How I Guarantee a Great Event
Sometimes it seems like no matter how well an event goes, there are always complaints. Unless it's run by Jason Webster. In the 5+ years he's been running premier tournaments, we've received virtually no negative feedback—a feat any organizer will recognize as near impossible. We asked him to share how he's pulled it off. Here's what he had to say.
The success of an event is measured by the customer’s experience—the more fun they had, the more likely they are to return.
But it can be tough to quantify, because if you've done everything right, your players won't necessarily notice.
That's okay. In fact, that's the goal. Players don't notice when things go right. They notice when things go wrong. The best indicator of the player's experience may not be the abundance of praise so much as the absence of criticism.

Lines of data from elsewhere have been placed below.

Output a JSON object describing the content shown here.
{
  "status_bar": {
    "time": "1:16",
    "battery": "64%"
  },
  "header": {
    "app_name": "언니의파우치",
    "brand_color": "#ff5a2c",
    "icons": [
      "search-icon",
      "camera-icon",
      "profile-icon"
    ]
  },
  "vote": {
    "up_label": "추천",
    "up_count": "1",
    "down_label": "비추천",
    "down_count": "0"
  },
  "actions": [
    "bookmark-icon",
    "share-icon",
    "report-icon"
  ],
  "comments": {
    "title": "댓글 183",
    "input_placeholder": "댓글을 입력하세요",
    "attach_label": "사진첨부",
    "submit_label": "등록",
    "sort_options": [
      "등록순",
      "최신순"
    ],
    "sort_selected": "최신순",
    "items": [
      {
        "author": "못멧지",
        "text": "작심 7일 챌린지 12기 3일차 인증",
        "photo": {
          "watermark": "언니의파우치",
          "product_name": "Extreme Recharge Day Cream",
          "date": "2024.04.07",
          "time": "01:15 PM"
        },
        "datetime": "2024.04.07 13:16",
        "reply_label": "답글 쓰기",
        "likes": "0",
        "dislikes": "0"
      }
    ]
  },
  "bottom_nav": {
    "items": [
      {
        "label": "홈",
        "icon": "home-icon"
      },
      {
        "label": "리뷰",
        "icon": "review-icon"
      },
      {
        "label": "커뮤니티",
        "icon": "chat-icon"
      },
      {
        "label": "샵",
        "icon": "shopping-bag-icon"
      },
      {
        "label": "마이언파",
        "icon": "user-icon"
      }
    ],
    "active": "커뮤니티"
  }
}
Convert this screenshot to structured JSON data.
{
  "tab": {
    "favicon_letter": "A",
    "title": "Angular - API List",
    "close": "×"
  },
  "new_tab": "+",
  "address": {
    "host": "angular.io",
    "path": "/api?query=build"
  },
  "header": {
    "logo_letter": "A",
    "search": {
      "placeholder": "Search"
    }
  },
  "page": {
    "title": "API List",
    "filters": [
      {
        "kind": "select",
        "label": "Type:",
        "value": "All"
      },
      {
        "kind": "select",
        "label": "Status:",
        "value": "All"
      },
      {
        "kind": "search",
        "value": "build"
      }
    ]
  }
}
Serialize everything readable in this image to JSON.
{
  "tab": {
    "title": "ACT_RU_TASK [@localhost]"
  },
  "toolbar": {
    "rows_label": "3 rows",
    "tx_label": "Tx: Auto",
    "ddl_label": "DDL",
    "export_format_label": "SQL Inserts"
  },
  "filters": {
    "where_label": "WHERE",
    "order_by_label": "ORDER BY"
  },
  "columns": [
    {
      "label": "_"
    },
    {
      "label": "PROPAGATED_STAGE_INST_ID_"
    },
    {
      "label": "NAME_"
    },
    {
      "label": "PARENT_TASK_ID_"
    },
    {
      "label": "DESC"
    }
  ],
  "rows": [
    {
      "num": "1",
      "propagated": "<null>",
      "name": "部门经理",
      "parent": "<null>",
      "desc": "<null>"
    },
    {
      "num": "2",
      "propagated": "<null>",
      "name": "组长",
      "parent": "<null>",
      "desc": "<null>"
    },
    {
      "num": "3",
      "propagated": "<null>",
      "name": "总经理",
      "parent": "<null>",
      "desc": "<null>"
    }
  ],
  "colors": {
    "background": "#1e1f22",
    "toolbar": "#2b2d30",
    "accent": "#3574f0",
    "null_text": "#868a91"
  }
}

At our events, our goal is to create no occasions for criticism to make them "effortless."
The is key preparation.
It's more work to do extra prep, but it will improve your customer experience. Identify anything that could sabotage you—technology failures, space inadequacies, staffing issues—and address them before they can trip you up.
Prepare your technology: Making sure you can run the event without technological problems is essential to making sure your players had a great event. If your event should suffer a technological setback, players will remember.
Fill the printer with paper and ink, check your tournament computer and point of sale, test your displays. Have back-up plans for key processes, if you can. For example, we use PayPal mobile in case our internet goes down during an event.
Prepare your space: One often neglected pain point here is overbooking. In some cases it's unavoidable, but do everything you can to schedule events when your store can handle the customer load.
We recently had a scheduling conflict on Amonkhet release weekend, where another game's Prerelease fell on the same Saturday. Every seat in our store was filled, which was fantastic, but players were visibly and verbally annoyed with the disruption.
Prepare your staff: Arguably the most important aspect of effortless events is your staff. This includes your own store staff, your judges and you yourself. Before the event, always remind everyone that a positive customer experience is the goal. Their job is to friendly and attentive and stay engaged with the tournament.
Just as important as the pre-event prep is the post-event review.
Talk to your staff about how the event went and what things could be improved. Try to take the time to make a list of things that weren’t perfect for how you want to run an event and consult that list for the next event you run.
And there's always room for improvement. It’s not easy to get your Magic events to an effortless state. But the more you follow through and make these things second-nature, the easier all of this will become.
Remember: great events make your player base happy, returning customers. They may not notice the work you are putting into your events, but they will appreciate it.